American English Phonetics

Another American English Faculty Project

Lenis /v,ð,z,ʒ/ are more weakly articulated than fortis /f,θ,s,ʃ/.

Full voicing is the rule in the onset (including ambisyllabic position), as in ever, leather, easy, leisure,



as well as in these, zone, violent, bizarre, revile.



By contrast, they will be devoiced when they occur in the coda before voicelessness, though they remain weakly articulated. This is the case in Chinese tea [z̥tʰ], beige coat [ʒ̥kʰ], love Susie [v̥s], Look at your shoes! [z̥], Tom Lehrer Live! [v̥].

Chinese tea

beige coat

Final devoicing may be complete. As a result, pairs like raise and race differ mainly in the duration and quality of the diphthong, which is longer and more truly diphthongal before /z/ in the first word. The final [z] in raise is voiceless but weakly articulated and considerably shorter than the equally voiceless but strongly articulated [s] in race.



By contrast, pairs like Sue and zoo differ exclusively in the voicing of the initial fricative.



The non-sibilants /v,ð/ are frequently realized as voiced approximants, i.e. with a weak contact of the articulators which does not give rise to friction. This is particularly common in the onset, i.e. before vowels, as in very, never, there, other.

Advice for Dutch learners:

Dutch learners should concentrate on pronouncing fully voiced /v,ð,z,ʒ/ in initial and medial positions and pronouncing brief and weakly articulated devoiced in final positions, i.e. before silence or voiceless sounds. Here are some pairs to practice the contrast between /f,s,ʃ/ and /v,z,ʒ/ in initial and medial positions.

/f – v/                feel – veal; fine – vine; rifle – rival; leafing – leaving
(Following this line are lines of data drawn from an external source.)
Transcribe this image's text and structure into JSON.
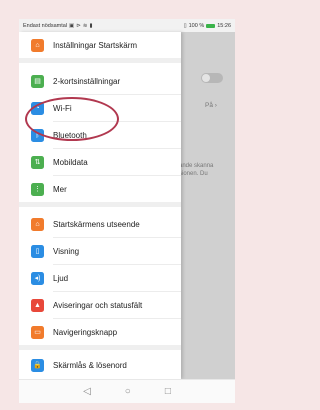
{
  "statusbar": {
    "left_text": "Endast nödsamtal",
    "battery_text": "100 %",
    "time": "15:26"
  },
  "background_page": {
    "pa_label": "På ›",
    "text_line1": "ande skanna",
    "text_line2": "sionen. Du"
  },
  "drawer": {
    "items": [
      {
        "label": "Inställningar Startskärm",
        "icon": "home-icon",
        "color": "#f17b2c"
      },
      {
        "label": "2-kortsinställningar",
        "icon": "sim-card-icon",
        "color": "#4caf50"
      },
      {
        "label": "Wi-Fi",
        "icon": "wifi-icon",
        "color": "#2b8de3"
      },
      {
        "label": "Bluetooth",
        "icon": "bluetooth-icon",
        "color": "#2b8de3"
      },
      {
        "label": "Mobildata",
        "icon": "mobile-data-icon",
        "color": "#4caf50"
      },
      {
        "label": "Mer",
        "icon": "more-icon",
        "color": "#4caf50"
      },
      {
        "label": "Startskärmens utseende",
        "icon": "home-screen-style-icon",
        "color": "#f17b2c"
      },
      {
        "label": "Visning",
        "icon": "display-icon",
        "color": "#2b8de3"
      },
      {
        "label": "Ljud",
        "icon": "sound-icon",
        "color": "#2b8de3"
      },
      {
        "label": "Aviseringar och statusfält",
        "icon": "notifications-icon",
        "color": "#e8483a"
      },
      {
        "label": "Navigeringsknapp",
        "icon": "navigation-button-icon",
        "color": "#f17b2c"
      },
      {
        "label": "Skärmlås & lösenord",
        "icon": "lock-icon",
        "color": "#2b8de3"
      }
    ]
  },
  "navbar": {
    "back": "◁",
    "home": "○",
    "recents": "□"
  },
  "highlight_color": "#b1384f"
}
/s – z/               sip – zip; C – Z; looser – loser; hussy – fuzzy



/ʃ – ʒ/                pressure – pleasure; mission – vision; position – decision; pollution – confusion